Ladies and gentlemen,
I am pleased to address you here at the Human Rights Council today.
This session is a good opportunity to take stock of our joint efforts working together to find solutions to human rights challenges in the Philippines. During this period, I have seen a lot of goodwill, from Government actors, from the Commission on Human Rights, from civil society actors, and from development partners.
Within the United Nations itself, we have also explored new collaborations, bringing together the United Nations Office of the High Commissioner for Human Rights; the United Nations Educational, Social and Cultural Organization; the United Nations Office of Counter Terrorism; and the United Nations Office of Drugs and Crime to work with the Government of the Philippines and national partners around a common human rights agenda.
In 2020, resolution 45/33 provided a critical framework, outlining areas which have formed the basis for our action. The United Nations Joint Programme document, signed some 14 months ago, was the product of intensive consultations between a broad range of partners from the Government, the Commission on Human Rights, civil society and the United Nations. There are too many partners to mention, but allow me to recognize here the important role played by the late Chairperson of the Commission on Human Rights, Chito Gascon, who is sadly missed.

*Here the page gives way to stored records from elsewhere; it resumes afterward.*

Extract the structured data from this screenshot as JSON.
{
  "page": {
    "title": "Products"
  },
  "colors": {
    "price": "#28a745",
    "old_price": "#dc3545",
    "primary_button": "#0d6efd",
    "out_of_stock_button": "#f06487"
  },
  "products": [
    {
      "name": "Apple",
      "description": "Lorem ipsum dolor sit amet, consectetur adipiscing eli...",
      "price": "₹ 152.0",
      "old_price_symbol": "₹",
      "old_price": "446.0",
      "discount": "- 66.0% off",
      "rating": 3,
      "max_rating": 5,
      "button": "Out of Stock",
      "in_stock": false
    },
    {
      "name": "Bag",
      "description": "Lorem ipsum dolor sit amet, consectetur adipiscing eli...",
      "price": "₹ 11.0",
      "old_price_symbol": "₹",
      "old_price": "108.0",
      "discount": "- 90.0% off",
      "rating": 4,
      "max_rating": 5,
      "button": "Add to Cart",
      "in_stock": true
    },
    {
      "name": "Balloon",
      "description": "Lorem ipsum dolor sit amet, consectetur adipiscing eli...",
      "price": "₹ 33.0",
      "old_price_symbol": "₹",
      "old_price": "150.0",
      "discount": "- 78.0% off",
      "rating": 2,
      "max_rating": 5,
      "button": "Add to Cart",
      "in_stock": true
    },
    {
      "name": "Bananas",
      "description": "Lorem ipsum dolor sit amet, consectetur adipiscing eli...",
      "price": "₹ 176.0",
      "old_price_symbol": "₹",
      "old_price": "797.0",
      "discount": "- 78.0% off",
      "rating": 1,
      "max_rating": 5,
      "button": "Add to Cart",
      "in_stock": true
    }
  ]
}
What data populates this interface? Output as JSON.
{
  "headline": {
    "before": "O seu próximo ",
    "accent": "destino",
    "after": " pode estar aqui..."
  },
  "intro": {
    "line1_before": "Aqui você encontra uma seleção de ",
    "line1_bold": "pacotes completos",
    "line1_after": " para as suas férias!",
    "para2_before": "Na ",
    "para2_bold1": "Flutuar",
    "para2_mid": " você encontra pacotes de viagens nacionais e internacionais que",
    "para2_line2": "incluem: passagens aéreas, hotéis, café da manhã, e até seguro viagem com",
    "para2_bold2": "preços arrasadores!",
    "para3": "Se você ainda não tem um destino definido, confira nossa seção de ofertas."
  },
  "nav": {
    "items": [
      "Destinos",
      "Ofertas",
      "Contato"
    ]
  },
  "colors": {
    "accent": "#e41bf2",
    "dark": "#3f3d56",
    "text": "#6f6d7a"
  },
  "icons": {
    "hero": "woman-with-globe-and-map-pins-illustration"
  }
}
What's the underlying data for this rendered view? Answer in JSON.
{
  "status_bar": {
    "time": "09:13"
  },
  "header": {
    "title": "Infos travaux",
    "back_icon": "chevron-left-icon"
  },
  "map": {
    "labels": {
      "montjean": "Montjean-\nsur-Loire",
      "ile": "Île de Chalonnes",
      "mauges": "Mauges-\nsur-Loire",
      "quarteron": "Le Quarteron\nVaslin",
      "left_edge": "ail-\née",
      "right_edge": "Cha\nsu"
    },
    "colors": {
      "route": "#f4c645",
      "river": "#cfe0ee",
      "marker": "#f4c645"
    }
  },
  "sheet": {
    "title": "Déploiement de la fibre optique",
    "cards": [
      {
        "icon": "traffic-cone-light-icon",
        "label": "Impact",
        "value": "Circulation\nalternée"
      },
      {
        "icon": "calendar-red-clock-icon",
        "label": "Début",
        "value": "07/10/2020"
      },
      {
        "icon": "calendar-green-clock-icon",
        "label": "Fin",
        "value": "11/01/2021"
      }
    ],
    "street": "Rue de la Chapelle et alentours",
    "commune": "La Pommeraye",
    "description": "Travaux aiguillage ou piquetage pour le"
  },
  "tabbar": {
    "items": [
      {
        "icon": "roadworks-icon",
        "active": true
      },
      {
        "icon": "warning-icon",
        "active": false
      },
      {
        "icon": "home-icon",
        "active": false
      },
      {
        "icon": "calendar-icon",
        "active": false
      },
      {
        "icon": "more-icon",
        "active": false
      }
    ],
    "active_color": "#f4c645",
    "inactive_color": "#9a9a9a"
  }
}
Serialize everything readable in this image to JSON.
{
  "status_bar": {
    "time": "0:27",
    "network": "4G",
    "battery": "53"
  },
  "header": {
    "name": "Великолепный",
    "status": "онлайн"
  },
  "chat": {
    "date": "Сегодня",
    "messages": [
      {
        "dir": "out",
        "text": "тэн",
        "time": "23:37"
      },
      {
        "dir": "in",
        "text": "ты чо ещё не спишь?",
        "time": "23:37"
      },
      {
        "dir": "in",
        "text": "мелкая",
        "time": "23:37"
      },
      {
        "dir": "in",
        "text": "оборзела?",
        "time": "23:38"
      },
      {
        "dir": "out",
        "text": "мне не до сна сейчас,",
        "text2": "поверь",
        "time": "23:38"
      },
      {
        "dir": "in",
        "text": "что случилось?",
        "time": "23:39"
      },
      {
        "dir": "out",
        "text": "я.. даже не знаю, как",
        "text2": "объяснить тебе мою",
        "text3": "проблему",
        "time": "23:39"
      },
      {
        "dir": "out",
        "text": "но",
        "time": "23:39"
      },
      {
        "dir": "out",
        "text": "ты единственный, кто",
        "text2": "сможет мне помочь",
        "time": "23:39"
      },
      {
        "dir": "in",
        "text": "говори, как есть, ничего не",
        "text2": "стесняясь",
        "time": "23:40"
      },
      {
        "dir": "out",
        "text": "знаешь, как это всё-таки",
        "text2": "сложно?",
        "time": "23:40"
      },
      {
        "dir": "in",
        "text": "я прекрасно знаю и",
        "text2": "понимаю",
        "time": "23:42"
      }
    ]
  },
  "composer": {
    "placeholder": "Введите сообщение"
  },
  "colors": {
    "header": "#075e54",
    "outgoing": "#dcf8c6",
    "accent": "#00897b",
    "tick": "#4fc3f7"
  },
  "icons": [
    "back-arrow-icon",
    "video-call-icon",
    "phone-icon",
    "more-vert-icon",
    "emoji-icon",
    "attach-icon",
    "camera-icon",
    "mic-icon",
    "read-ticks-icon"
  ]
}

We welcome commitments by the new administration to enhance implementation of the UN Joint Programme. At the same time, I cannot help but to note that polarization and a deficit of trust among different actors remains a critical obstacle. The Joint Programme is an important bridge, but to bring transformation in these relationships requires an environment in which all interlocutors can engage with security.
Looking ahead for the UN Joint Programme, I would like to share with you five recommendations which, if implemented, would contribute greatly to human rights protection and promotion in the Philippines as we move forward together.
First, recognizing that our ultimate responsibility is to the victims of human rights violations and abuses, and that they should be at the center of our work, I recommend that further efforts be focused on strengthening victim and witnesses support. Victims and their families are in many cases met with stigma, discrimination and sometimes threats and warnings not to proceed with criminal cases. Instead, there is a need for increased focus on providing psyco-social, legal and financial support to help victims and their families rebuild their lives, and to enable them to seek justice without fear of repercussions.
Secondly, justice is still needed in thousands of killings in the context of anti-drug operations, I recommend increased urgency on the accountability agenda. A number of human rights cases are at various stages of review and investigation, including through the Interagency Review Panel and the Inter-Agency Committee On Extra-Legal Killings, Enforced Disappearances, Torture and Other Grave Violations, also known as the AO35 Mechanism. We need results in the form of successful investigations and prosecutions trials that conform to international standards. Increased efforts in this area must include increasing transparency on the status of investigations and on any obstacles to achieving justice, and sustained engagement with civil society and victims.
Thirdly, in line with commitments in the 2016 UN General Assembly Special Session on the world drug problem, it is recommended that further steps be taken towards health-centered and evidence-based treatment and preventive approaches, increasing access to services for people who use drugs. Moving further from the current law enforcement response to more outpatient, community and voluntary approaches is crucial, from prevention to treatment and harm reduction services. Moreover, a high number of individuals are awaiting trial on non-bailable drug-related offences, contributing to severe overcrowding in detention centers.
Fourth, noting the Philippines’ considerable engagement with international human rights mechanisms, I recommend the development of a National Human Rights Action Plan for the period 2023 to 2027. The new administration has a historic opportunity to launch an all-inclusive consultative process to set a transformative milestone in the human rights agenda. Such a plan should include actions for the implementation of recommendations from the Universal Periodic Review Process, treaty bodies and Special Rapporteurs. The UN Joint Programme can provide the required technical support.
Fifth, considering that making progress in any development area is always a collective learning experience, I recommend that OHCHR produce a public follow- up report in two years’ time, to evaluate changes in the human rights situation and the impact of the UN Joint Programme. This will allow us to take stock and look forward to next steps.
Let me recognize here that our work would not be possible without the support of our resource partners, who have contributed to the establishment of a growing partnership platform. I take this opportunity to invite other member states to rapidly join this collective effort.
I truly do appreciate what we have started, as a cooperative and genuine way of promoting human rights – with all its challenges – and of translating the concerns of the Council into practical action on the ground. I am convinced that through continuing what we have started in the UN Joint Programme, we can make a significant progress together, and that such collaboration amongst diverse views will create lasting results that benefit everyone.
A recording of Mr. Gonzalez’s statement can be viewed or downloaded here.